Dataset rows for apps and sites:
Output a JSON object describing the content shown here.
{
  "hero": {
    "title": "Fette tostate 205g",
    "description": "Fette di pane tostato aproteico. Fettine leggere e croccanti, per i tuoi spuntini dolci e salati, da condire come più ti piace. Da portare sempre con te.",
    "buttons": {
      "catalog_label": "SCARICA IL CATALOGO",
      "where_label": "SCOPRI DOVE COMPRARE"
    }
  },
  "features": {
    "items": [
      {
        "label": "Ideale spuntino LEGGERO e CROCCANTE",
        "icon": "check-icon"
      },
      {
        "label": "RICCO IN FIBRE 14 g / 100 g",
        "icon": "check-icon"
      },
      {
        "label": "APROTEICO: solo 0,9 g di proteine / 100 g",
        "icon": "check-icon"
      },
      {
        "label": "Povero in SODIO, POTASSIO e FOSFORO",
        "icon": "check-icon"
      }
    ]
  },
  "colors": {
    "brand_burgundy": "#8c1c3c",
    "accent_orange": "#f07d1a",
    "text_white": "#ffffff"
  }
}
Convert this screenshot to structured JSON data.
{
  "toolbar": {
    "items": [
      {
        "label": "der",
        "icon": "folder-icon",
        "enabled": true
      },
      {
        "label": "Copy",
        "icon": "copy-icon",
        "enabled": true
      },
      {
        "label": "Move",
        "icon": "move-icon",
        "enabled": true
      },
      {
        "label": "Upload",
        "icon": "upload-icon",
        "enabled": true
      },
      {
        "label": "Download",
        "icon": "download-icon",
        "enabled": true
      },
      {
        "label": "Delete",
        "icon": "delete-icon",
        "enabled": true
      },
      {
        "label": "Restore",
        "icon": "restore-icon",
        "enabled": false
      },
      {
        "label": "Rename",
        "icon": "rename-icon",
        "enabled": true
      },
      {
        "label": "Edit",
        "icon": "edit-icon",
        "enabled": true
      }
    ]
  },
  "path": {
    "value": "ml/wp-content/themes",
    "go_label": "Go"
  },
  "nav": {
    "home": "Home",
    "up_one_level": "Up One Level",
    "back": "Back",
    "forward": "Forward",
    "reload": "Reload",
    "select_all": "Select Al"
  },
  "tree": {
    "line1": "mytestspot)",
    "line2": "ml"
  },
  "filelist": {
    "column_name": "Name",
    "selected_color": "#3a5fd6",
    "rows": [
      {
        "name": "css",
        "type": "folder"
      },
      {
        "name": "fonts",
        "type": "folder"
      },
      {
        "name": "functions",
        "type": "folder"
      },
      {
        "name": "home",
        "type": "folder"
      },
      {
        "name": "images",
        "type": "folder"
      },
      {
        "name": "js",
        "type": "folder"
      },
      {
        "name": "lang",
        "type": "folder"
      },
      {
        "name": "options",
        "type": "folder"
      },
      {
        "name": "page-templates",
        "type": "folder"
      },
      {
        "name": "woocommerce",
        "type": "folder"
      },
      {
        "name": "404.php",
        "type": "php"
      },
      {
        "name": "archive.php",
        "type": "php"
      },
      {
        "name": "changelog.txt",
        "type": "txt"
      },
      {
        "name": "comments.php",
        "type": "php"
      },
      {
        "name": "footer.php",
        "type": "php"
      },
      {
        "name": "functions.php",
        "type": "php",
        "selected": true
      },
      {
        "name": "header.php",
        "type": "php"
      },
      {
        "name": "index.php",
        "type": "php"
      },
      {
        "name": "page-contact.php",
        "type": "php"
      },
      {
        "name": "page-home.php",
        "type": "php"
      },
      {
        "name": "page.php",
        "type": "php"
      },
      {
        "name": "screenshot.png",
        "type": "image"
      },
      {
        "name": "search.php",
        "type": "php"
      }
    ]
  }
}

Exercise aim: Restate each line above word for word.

Written response:
Output a JSON object describing the content shown here.
{
  "hero": {
    "title": "Fette tostate 205g",
    "description": "Fette di pane tostato aproteico. Fettine leggere e croccanti, per i tuoi spuntini dolci e salati, da condire come più ti piace. Da portare sempre con te.",
    "buttons": {
      "catalog_label": "SCARICA IL CATALOGO",
      "where_label": "SCOPRI DOVE COMPRARE"
    }
  },
  "features": {
    "items": [
      {
        "label": "Ideale spuntino LEGGERO e CROCCANTE",
        "icon": "check-icon"
      },
      {
        "label": "RICCO IN FIBRE 14 g / 100 g",
        "icon": "check-icon"
      },
      {
        "label": "APROTEICO: solo 0,9 g di proteine / 100 g",
        "icon": "check-icon"
      },
      {
        "label": "Povero in SODIO, POTASSIO e FOSFORO",
        "icon": "check-icon"
      }
    ]
  },
  "colors": {
    "brand_burgundy": "#8c1c3c",
    "accent_orange": "#f07d1a",
    "text_white": "#ffffff"
  }
}
Convert this screenshot to structured JSON data.
{
  "toolbar": {
    "items": [
      {
        "label": "der",
        "icon": "folder-icon",
        "enabled": true
      },
      {
        "label": "Copy",
        "icon": "copy-icon",
        "enabled": true
      },
      {
        "label": "Move",
        "icon": "move-icon",
        "enabled": true
      },
      {
        "label": "Upload",
        "icon": "upload-icon",
        "enabled": true
      },
      {
        "label": "Download",
        "icon": "download-icon",
        "enabled": true
      },
      {
        "label": "Delete",
        "icon": "delete-icon",
        "enabled": true
      },
      {
        "label": "Restore",
        "icon": "restore-icon",
        "enabled": false
      },
      {
        "label": "Rename",
        "icon": "rename-icon",
        "enabled": true
      },
      {
        "label": "Edit",
        "icon": "edit-icon",
        "enabled": true
      }
    ]
  },
  "path": {
    "value": "ml/wp-content/themes",
    "go_label": "Go"
  },
  "nav": {
    "home": "Home",
    "up_one_level": "Up One Level",
    "back": "Back",
    "forward": "Forward",
    "reload": "Reload",
    "select_all": "Select Al"
  },
  "tree": {
    "line1": "mytestspot)",
    "line2": "ml"
  },
  "filelist": {
    "column_name": "Name",
    "selected_color": "#3a5fd6",
    "rows": [
      {
        "name": "css",
        "type": "folder"
      },
      {
        "name": "fonts",
        "type": "folder"
      },
      {
        "name": "functions",
        "type": "folder"
      },
      {
        "name": "home",
        "type": "folder"
      },
      {
        "name": "images",
        "type": "folder"
      },
      {
        "name": "js",
        "type": "folder"
      },
      {
        "name": "lang",
        "type": "folder"
      },
      {
        "name": "options",
        "type": "folder"
      },
      {
        "name": "page-templates",
        "type": "folder"
      },
      {
        "name": "woocommerce",
        "type": "folder"
      },
      {
        "name": "404.php",
        "type": "php"
      },
      {
        "name": "archive.php",
        "type": "php"
      },
      {
        "name": "changelog.txt",
        "type": "txt"
      },
      {
        "name": "comments.php",
        "type": "php"
      },
      {
        "name": "footer.php",
        "type": "php"
      },
      {
        "name": "functions.php",
        "type": "php",
        "selected": true
      },
      {
        "name": "header.php",
        "type": "php"
      },
      {
        "name": "index.php",
        "type": "php"
      },
      {
        "name": "page-contact.php",
        "type": "php"
      },
      {
        "name": "page-home.php",
        "type": "php"
      },
      {
        "name": "page.php",
        "type": "php"
      },
      {
        "name": "screenshot.png",
        "type": "image"
      },
      {
        "name": "search.php",
        "type": "php"
      }
    ]
  }
}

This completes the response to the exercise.